** EXERCISE PROMPT **
In the entries below, find the string "desc" and return each line holding it.

==== EXTRACTED MATERIAL

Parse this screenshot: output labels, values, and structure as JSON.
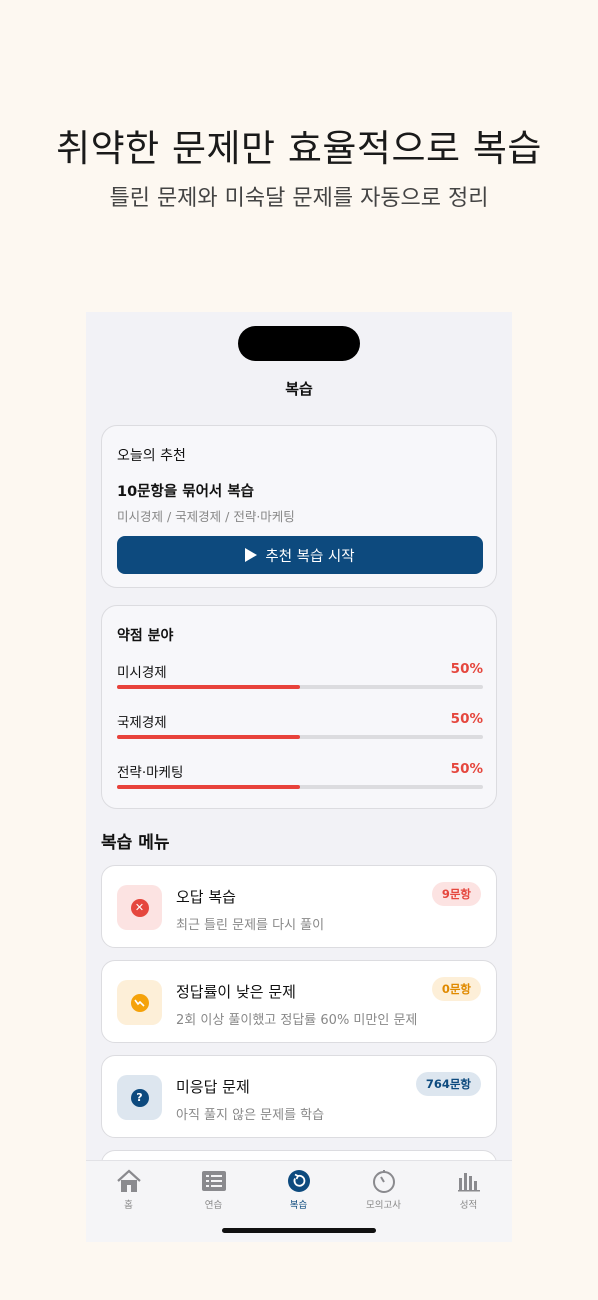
{
  "hero": {
    "title": "취약한 문제만 효율적으로 복습",
    "subtitle": "틀린 문제와 미숙달 문제를 자동으로 정리"
  },
  "screen": {
    "title": "복습"
  },
  "recommendation": {
    "label": "오늘의 추천",
    "headline": "10문항을 묶어서 복습",
    "subjects": "미시경제 / 국제경제 / 전략·마케팅",
    "button_label": "추천 복습 시작",
    "button_icon": "play-icon"
  },
  "weak_areas": {
    "label": "약점 분야",
    "items": [
      {
        "name": "미시경제",
        "percent_label": "50%",
        "fraction": 0.5
      },
      {
        "name": "국제경제",
        "percent_label": "50%",
        "fraction": 0.5
      },
      {
        "name": "전략·마케팅",
        "percent_label": "50%",
        "fraction": 0.5
      }
    ]
  },
  "review_menu": {
    "title": "복습 메뉴",
    "items": [
      {
        "title": "오답 복습",
        "desc": "최근 틀린 문제를 다시 풀이",
        "badge": "9문항",
        "icon": "x-circle-icon"
      },
      {
        "title": "정답률이 낮은 문제",
        "desc": "2회 이상 풀이했고 정답률 60% 미만인 문제",
        "badge": "0문항",
        "icon": "chart-down-icon"
      },
      {
        "title": "미응답 문제",
        "desc": "아직 풀지 않은 문제를 학습",
        "badge": "764문항",
        "icon": "question-circle-icon"
      }
    ]
  },
  "tabs": [
    {
      "label": "홈",
      "icon": "home-icon"
    },
    {
      "label": "연습",
      "icon": "list-icon"
    },
    {
      "label": "복습",
      "icon": "review-icon",
      "active": true
    },
    {
      "label": "모의고사",
      "icon": "timer-icon"
    },
    {
      "label": "성적",
      "icon": "bar-chart-icon"
    }
  ],
  "colors": {
    "primary": "#0D4A7E",
    "danger": "#E5473E",
    "warning": "#F5A20A",
    "background": "#FDF8F1"
  }
}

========

** TASK RESPONSE **
        "desc": "최근 틀린 문제를 다시 풀이",
        "desc": "2회 이상 풀이했고 정답률 60% 미만인 문제",
        "desc": "아직 풀지 않은 문제를 학습",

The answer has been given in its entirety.